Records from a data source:
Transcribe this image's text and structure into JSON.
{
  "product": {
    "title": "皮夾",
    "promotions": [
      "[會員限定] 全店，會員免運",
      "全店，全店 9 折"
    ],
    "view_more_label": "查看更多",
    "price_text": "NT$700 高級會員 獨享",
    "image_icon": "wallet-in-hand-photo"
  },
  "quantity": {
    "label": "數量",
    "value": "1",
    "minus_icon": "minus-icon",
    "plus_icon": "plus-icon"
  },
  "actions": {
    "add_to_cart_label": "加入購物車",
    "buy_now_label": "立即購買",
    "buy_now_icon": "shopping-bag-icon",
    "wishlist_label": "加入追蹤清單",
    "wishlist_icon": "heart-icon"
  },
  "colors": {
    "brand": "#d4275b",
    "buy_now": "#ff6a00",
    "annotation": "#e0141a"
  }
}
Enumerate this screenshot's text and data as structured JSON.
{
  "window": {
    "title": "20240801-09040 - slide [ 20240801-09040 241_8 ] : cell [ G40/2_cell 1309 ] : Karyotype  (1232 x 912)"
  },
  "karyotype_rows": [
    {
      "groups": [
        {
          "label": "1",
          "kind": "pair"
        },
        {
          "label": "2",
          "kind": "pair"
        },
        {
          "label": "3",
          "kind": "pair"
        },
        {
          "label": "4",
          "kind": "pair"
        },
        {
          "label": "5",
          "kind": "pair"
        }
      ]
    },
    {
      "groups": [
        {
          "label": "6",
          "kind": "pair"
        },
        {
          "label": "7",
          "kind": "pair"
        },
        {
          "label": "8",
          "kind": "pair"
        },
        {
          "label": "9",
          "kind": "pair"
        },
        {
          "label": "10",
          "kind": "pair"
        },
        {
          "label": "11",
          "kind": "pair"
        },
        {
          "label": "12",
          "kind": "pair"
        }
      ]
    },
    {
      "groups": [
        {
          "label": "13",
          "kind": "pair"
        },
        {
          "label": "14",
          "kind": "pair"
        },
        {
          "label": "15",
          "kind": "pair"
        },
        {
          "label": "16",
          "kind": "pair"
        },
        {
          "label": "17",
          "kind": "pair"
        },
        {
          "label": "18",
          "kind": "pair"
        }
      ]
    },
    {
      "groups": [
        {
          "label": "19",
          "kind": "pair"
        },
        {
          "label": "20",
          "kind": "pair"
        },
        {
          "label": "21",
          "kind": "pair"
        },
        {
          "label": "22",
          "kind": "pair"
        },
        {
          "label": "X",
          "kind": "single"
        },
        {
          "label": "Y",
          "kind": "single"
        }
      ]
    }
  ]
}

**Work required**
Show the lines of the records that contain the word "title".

**Output**
    "title": "皮夾",
    "title": "20240801-09040 - slide [ 20240801-09040 241_8 ] : cell [ G40/2_cell 1309 ] : Karyotype  (1232 x 912)"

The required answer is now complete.